If adding sugar, sprinkle it in just when the whites reach the soft-peak stage. If you add it sooner, the sugar will keep the foam from developing. If added later, it could cause the whites to dry out and lose elasticity, according to “Brilliant Food Tips and Cooking Tricks” by David Joachim.

THE MAILBAG
From Annie:
I, too, wondered about baking soda in a box. I keep mine in a canning jar, the type with the glass lid and a rubber ring. I stack it on the baking powder in the same kind of jar.

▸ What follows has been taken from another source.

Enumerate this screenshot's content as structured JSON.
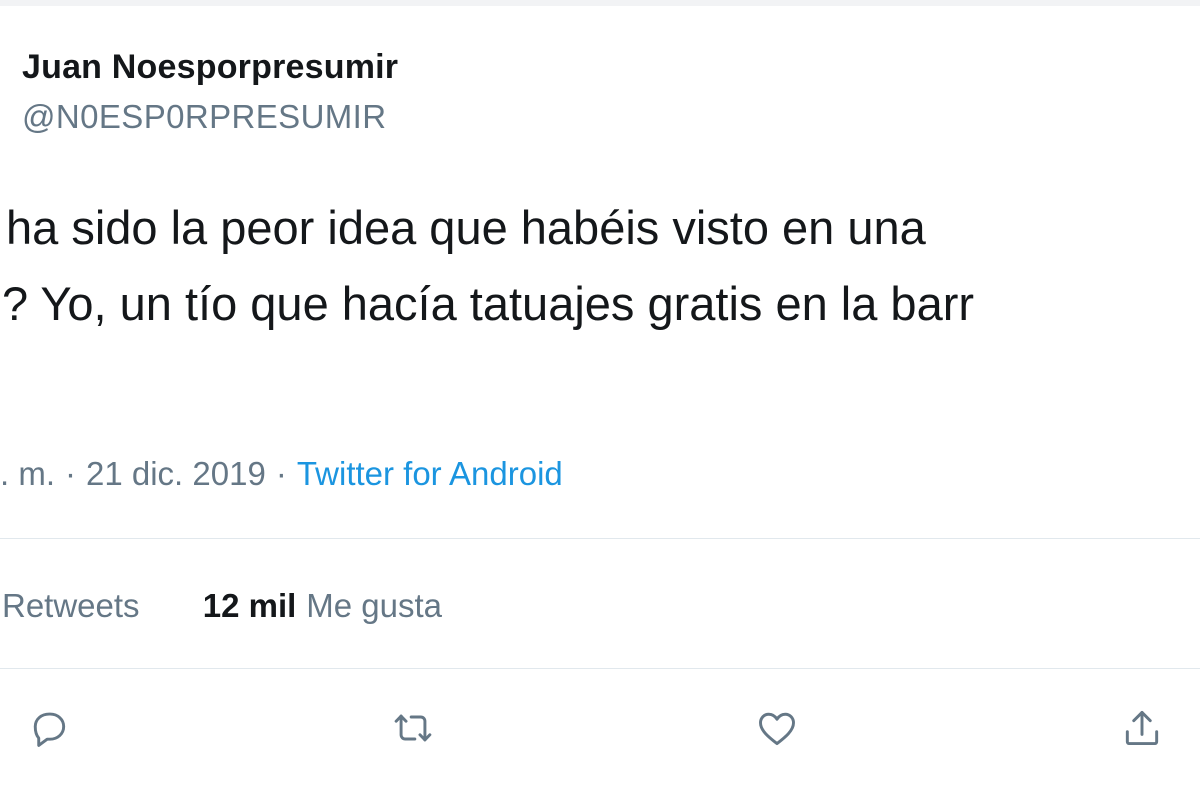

The broth bowls continue at my house. Your piece on broth has given me inspiration for an Asian bowl (tofu, bok choy, bamboo shoots, shiitaki mushrooms and more in veggie broth), a Mexican bowl (chicken, avocado, tomato, roasted chilies plus more), and this week’s Italian bowl (chicken Italian sausage, tomato, cannelini beans, basil and roasted peppers). My husband has been slurping them up with no complaints about “JUST SOUP FOR DINNER!?!?” Thanks a bunch for being my muse.

Dear Annie: No, I think you’re MY muse. What great ideas for changing up the broth bowls. Can’t wait to dig out my driveway and get to the store for avocado to make Mexican bowls. My husband is loving the broth bowls, too.

From Dale C.:
What cut of meat do you use for osso buco? Recipes say veal shanks but I can’t find them. Is there a good substitute without driving to a specialty butcher or West Side Market in Cleveland?

Dear Dale: Good question. I’ve never used veal shanks, the classic cut for osso buco. Can you imagine how expensive they’d be if you could find them? I use beef shanks. Shanks that are 3 to 4 inches long are best, but to be honest, I use the inexpensive inch-thick shanks from Acme. They may not look as impressive as larger shanks, but there’s plenty of meat for one person and the price is right.